When my daughter Kelsey was about four years old, we were both sitting and looking at the new fish in our fish tank. Having just added the fish, I was watching them closely to ensure they were adjusting to the water, temperature, and other fish in the tank. While I was doing this, Kelsey was talking to me about something . . . I can’t remember what. What I do remember is about a minute or so into her story, she took my face in her hands and said, “Mommy, I need you to look at me when you’re listening to me.”
This incident has always stuck with me because it reminds me of the importance of looking at others and giving them your undivided attention when listening. Now one might argue that since we listen with our ears, not our eyes, we don’t really have to look at the other person to listen well. However, I disagree.
First, looking at the other person allows you to “listen” to nonverbal cues you’d otherwise miss if you weren’t looking. For example, an employee says he understands your instructions, but his face looks confused or concerned. Which should you believe?

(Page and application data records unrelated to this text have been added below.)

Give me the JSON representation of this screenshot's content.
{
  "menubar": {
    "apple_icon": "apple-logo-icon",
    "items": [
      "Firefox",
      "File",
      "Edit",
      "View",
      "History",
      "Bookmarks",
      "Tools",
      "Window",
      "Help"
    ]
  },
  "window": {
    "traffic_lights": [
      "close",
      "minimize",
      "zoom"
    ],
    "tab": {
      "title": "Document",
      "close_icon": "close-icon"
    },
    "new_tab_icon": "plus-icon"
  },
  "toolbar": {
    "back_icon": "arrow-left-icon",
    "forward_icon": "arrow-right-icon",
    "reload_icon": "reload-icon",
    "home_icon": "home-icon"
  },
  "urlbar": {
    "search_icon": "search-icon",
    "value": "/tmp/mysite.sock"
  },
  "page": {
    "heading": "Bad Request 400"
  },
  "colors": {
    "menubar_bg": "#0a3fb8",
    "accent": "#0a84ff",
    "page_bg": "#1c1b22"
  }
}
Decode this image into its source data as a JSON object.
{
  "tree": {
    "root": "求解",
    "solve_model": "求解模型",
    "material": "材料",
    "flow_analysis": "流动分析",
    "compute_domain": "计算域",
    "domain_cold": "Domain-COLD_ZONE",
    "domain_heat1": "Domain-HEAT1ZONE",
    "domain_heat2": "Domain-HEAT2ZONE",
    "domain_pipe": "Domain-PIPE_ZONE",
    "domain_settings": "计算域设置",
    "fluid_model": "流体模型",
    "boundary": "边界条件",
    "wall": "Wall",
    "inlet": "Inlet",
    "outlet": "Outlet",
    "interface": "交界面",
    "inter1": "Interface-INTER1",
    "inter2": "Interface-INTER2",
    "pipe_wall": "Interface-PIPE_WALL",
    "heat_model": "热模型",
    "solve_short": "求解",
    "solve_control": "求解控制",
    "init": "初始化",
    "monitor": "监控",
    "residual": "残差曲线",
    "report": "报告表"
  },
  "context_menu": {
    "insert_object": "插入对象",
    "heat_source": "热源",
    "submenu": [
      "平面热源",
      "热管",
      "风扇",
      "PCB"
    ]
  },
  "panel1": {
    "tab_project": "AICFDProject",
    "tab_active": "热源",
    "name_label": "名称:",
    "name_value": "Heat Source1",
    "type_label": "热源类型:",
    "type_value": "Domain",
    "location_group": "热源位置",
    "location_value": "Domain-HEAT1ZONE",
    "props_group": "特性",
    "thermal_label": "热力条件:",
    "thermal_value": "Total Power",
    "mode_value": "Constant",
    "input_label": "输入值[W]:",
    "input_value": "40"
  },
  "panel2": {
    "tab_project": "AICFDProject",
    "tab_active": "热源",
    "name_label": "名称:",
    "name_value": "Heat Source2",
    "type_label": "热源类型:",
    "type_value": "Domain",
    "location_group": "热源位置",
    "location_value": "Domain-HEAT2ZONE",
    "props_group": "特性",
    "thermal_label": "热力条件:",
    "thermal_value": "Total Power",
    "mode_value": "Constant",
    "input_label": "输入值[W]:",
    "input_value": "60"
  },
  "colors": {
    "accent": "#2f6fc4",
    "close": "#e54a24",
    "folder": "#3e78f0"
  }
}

Second, as was the case when Kelsey was talking to me, even a child can tell when a person isn’t engaged with her by the lack of eye contact. The person to whom you’re listening needs the “warm fuzzy” they get by having that eye contact and the attention that goes with it when they’re speaking.
This week make a point of stopping what you’re doing, turning and looking at the person who is speaking to you. Give that person your undivided attention and make him or her feel like what they’re saying is your number one priority. I realize there are times when you can’t do that, so if that’s the case, be honest and tell the person you can’t listen now and recommend a better time for you to talk. Better to tell the truth, than to lie and say “Yes, I’m listening,” when you’re really not. You’re wasting your time and theirs!